The fire hall! Where we each had to put on firefighter gear and take a photo. That's me above - I had to hang onto the helmet because it was way too big for my head :(
Our next challenge took us to Alexander's Restaurant. We walked in and the server said "Are you girls here for the drink-a-thon?" It says something funny about my friends that our reactions were all "oh no" rather than "WOOOOOOOOOOOOOOOO". It was definitely not your typical stagette.
Luckily the "drink-a-thon" just turned out to be a beer identification challenge - we had to identify 6 different beers. Awesomely I was on the only team with anyone who regularly drinks beer, so my team got 3/6 right - the other teams ate some extra penalty time for getting them all wrong.
We solved another riddle that took us to Mr. Sicily's pizza, where that seemingly easy challenge from the beginning of the race showed up again. The team member that had memorized the ingredients had to make a pizza with the ingredients she memorized and bake it. After baking, any wrong or forgotten ingredients would incur penalty time.
Dani makes a pizza - sadly not for my team, as she was the only one who correctly memorized all the ingredients! At this point we were getting pretty hungry so having a fresh pizza was perfect timing!
The next place we ended up was kind of funny - the go-kart track at Wilson's Greenhouse, where Brahm's stag was about to get under way! The organizer of our race had no idea that they'd also be there, so it was a really crazy coincidence. The two parties got to visit while my sisters and I suited up for some extreme go-karting:
Strategizing, no doubt.
My entire body is still quite sore from go-karting - it was fun for the first couple minutes, but unfortunately I hadn't realized that my seat could actually be pushed forward so I basically had to drive for the entire ten minutes shoving my back up against the seat, trying to put as much weight on my foot as possible so I could keep driving. It wasn't a very pleasant experience and it ended up with me going pretty slow. I'd go-kart again but definitely am moving my seat forward next time! Luckily my sisters were equally as slow as me so we all ended up with equal penalty time before heading to the next challenge.

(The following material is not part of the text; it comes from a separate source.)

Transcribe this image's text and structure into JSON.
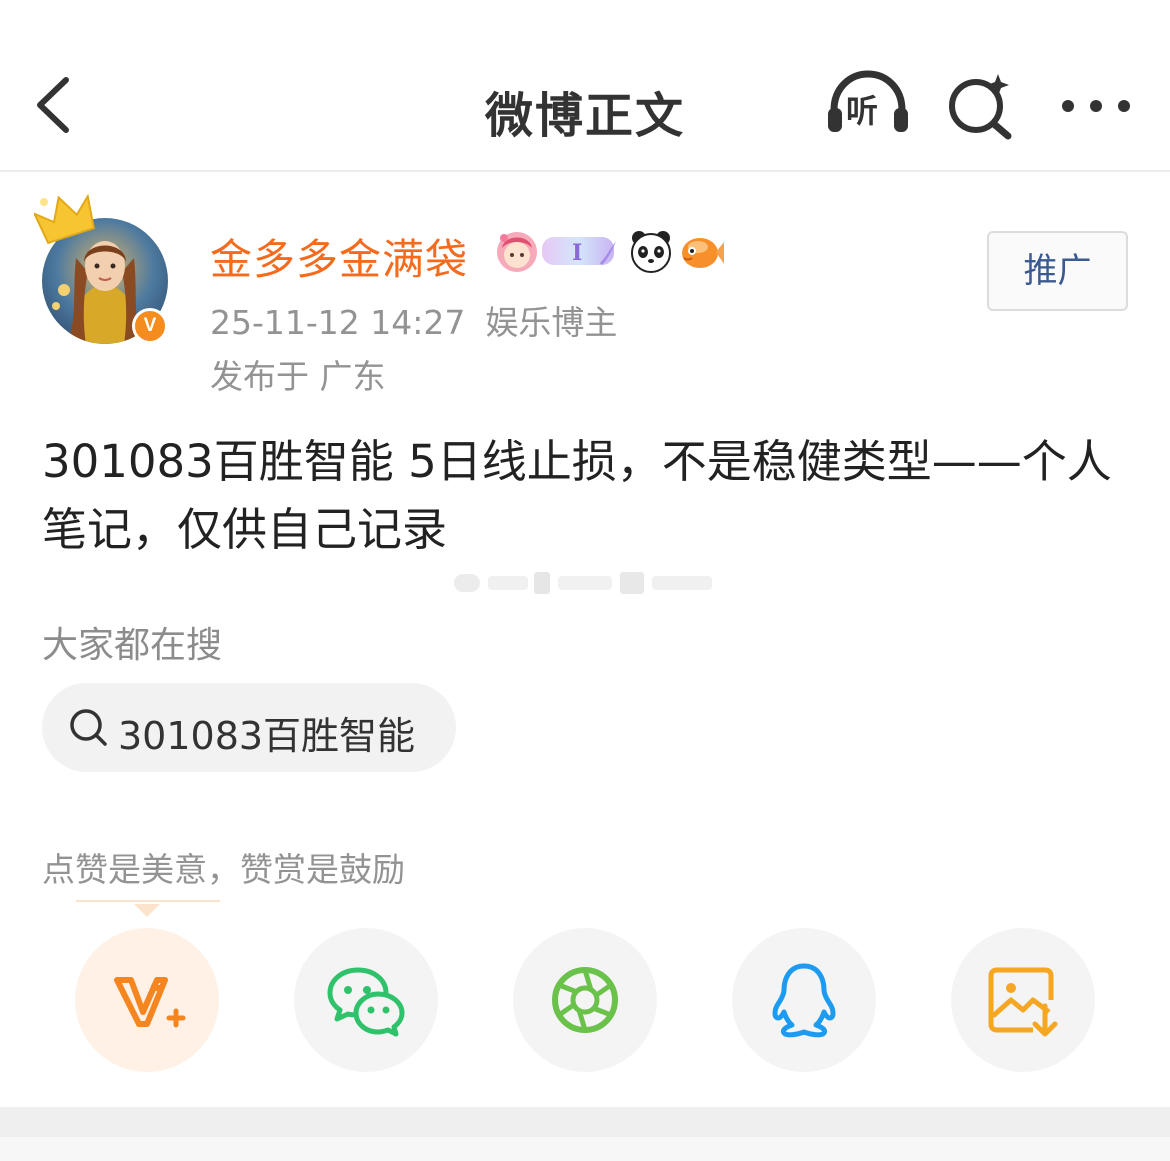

Which turned out to be a nacho-eating contest at Montana's! Maybe one of the funniest scenes from the day, unfortunately not captured on film, was seeing another team run into the restaurant and start shoveling nachos into their mouths while getting seated. At this point too one team member had to pee extremely bad, so not wanting to let her team down, she grabbed a handful of nachos which she ate on the way to the bathroom.

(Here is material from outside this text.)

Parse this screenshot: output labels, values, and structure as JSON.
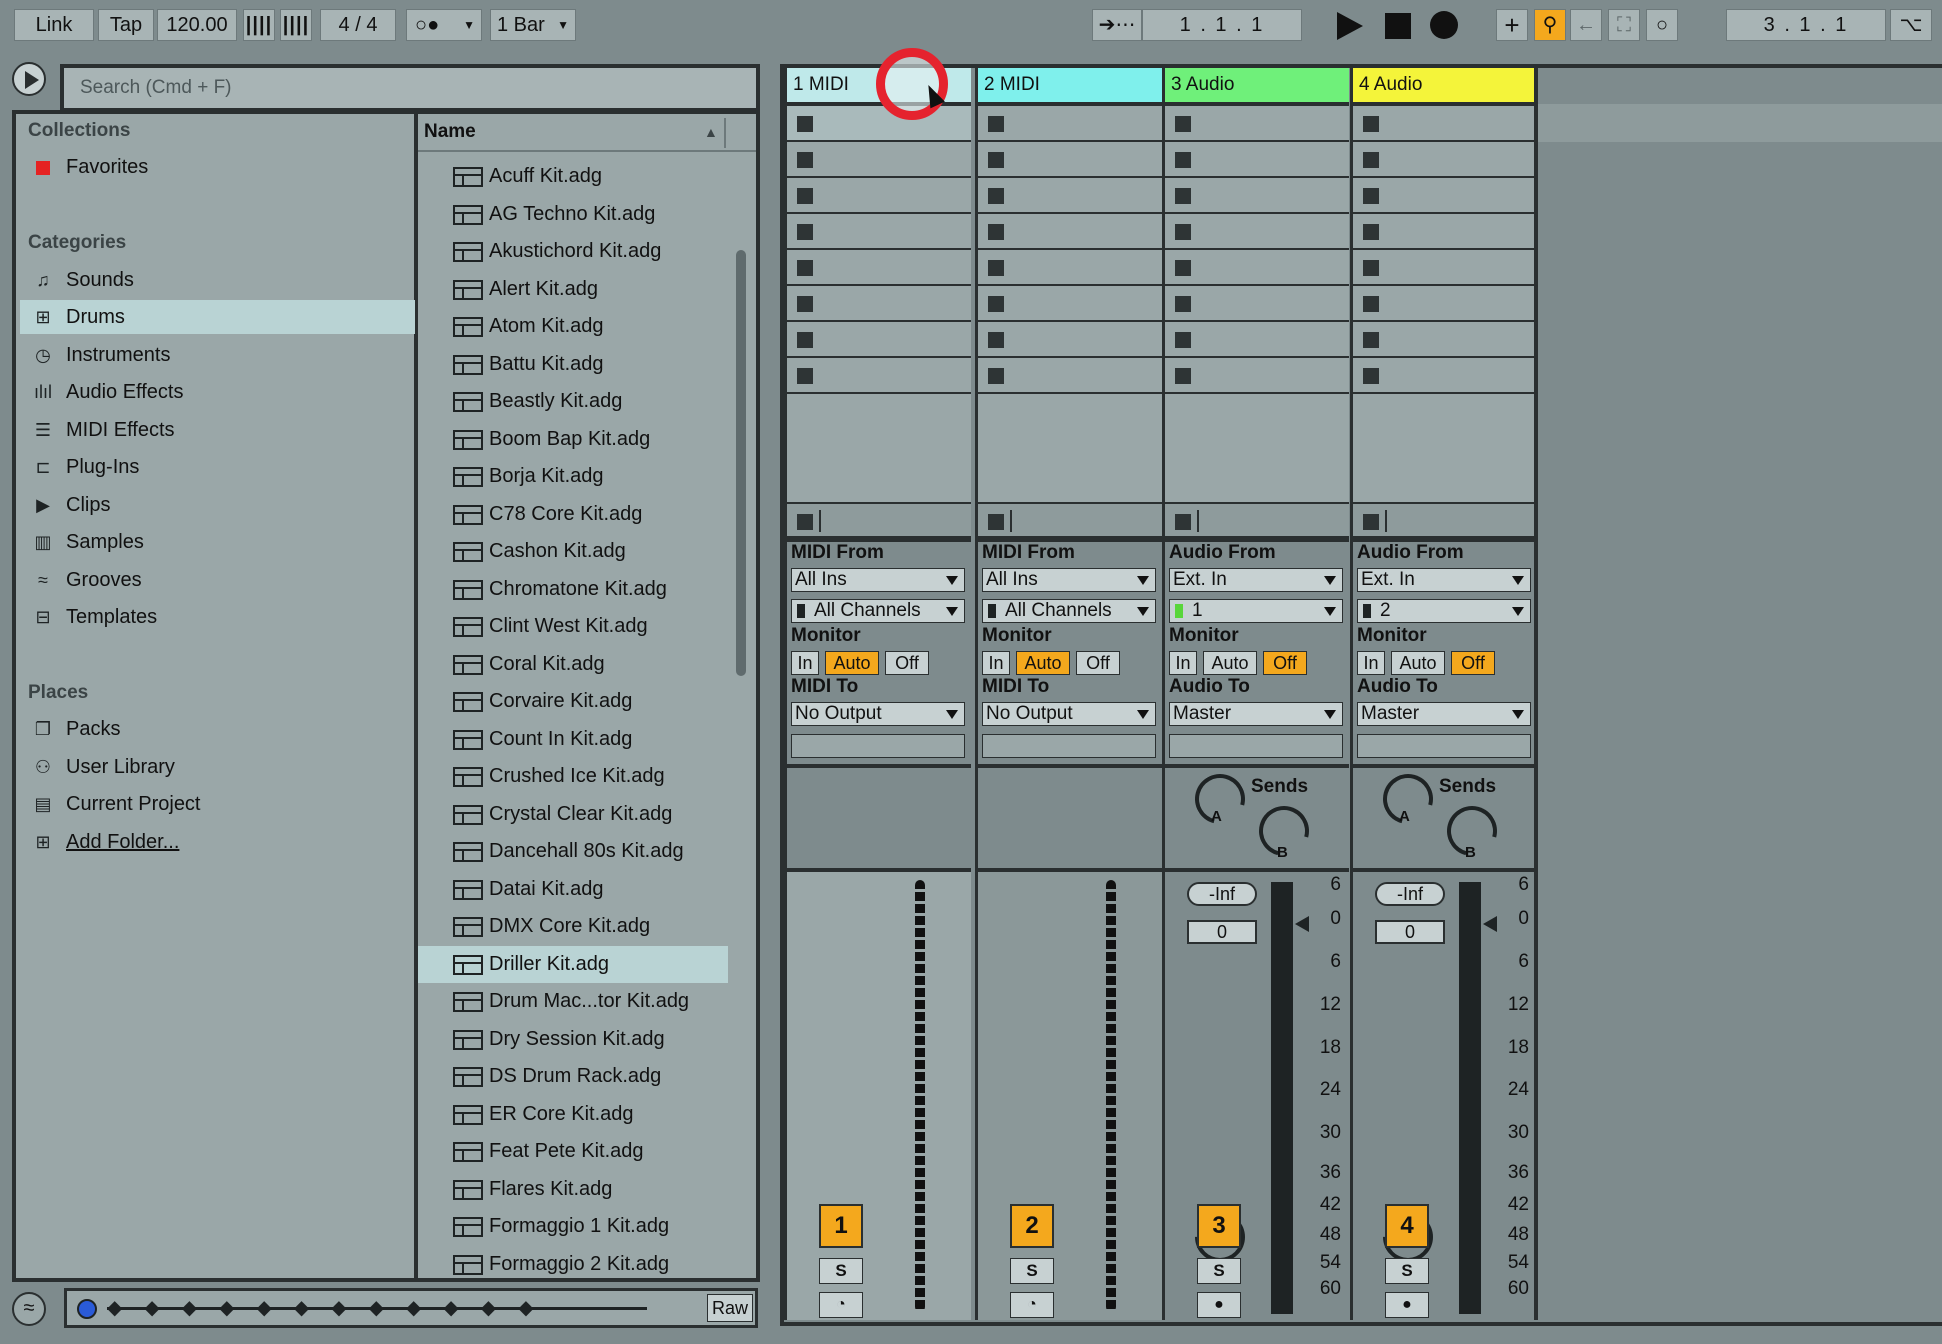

Our final couple of challenges took place at the Saskatoon Exhibition: having a team member ride the Super Shot and then searching for the race organizer somewhere in the Midway. Having to do this after a nacho-eating contest worried the Super Shot riders:

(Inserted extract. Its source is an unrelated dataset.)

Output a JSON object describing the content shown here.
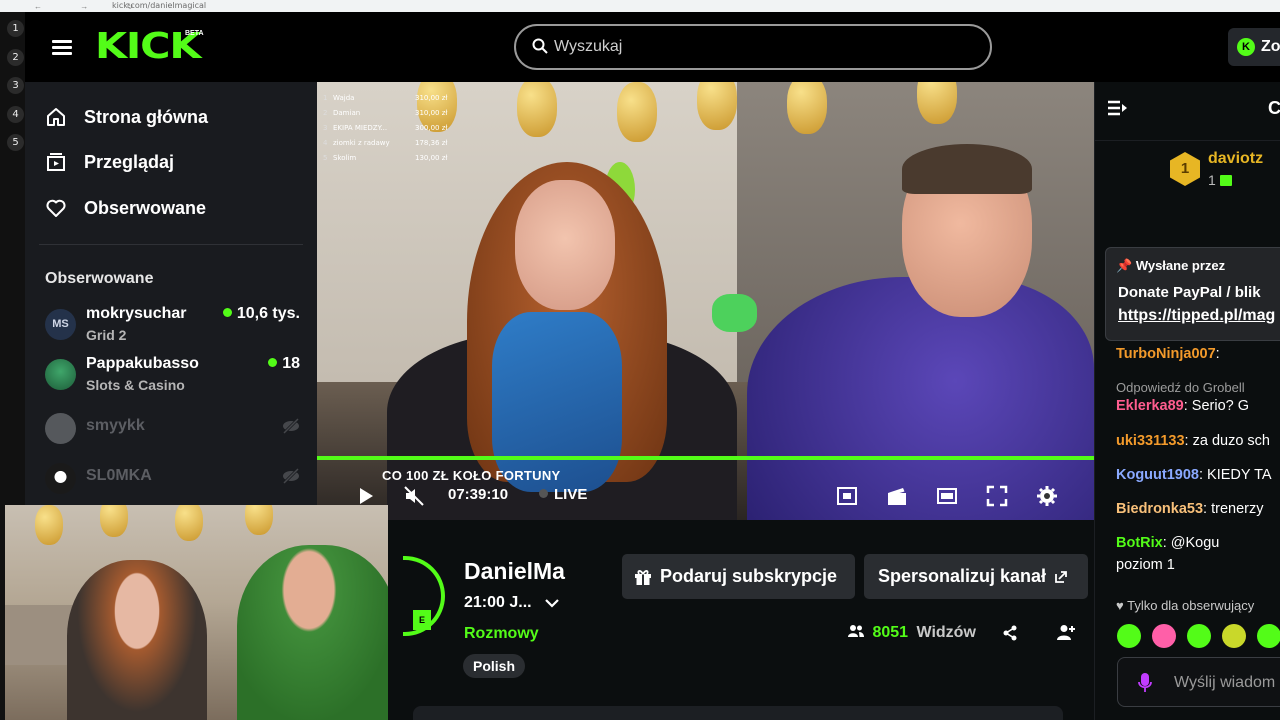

We were told at the beginning of the race to make sure we saved the last challenge for our "bravest" team member!
My team won the race by around one minute and thirty seconds! Sadly we didn't get a million dollars but it was an absolutely incredible day, and such a good idea for a stagette. It was something that is fun for everyone, not just people who enjoy dancing at the bar or whatever.
After the race we went back to Sherri's house and had appetizers and punch, and hilariously did not even collectively get through an entire bottle of wine (between 11 of us). We talked about really stagette-y things like banking and politics and how none of us knows how to apply makeup, and also complained about how crowded and gross the Ex was and how LOUD the music was near the ride, because we are 80 apparently.
The whole day was pretty much perfect. Like the shower, it reminded me of what a great circle of women I belong to. I'll definitely be talking about this day for a long time. Thanks to all my friends who came out and made it one of the best days ever!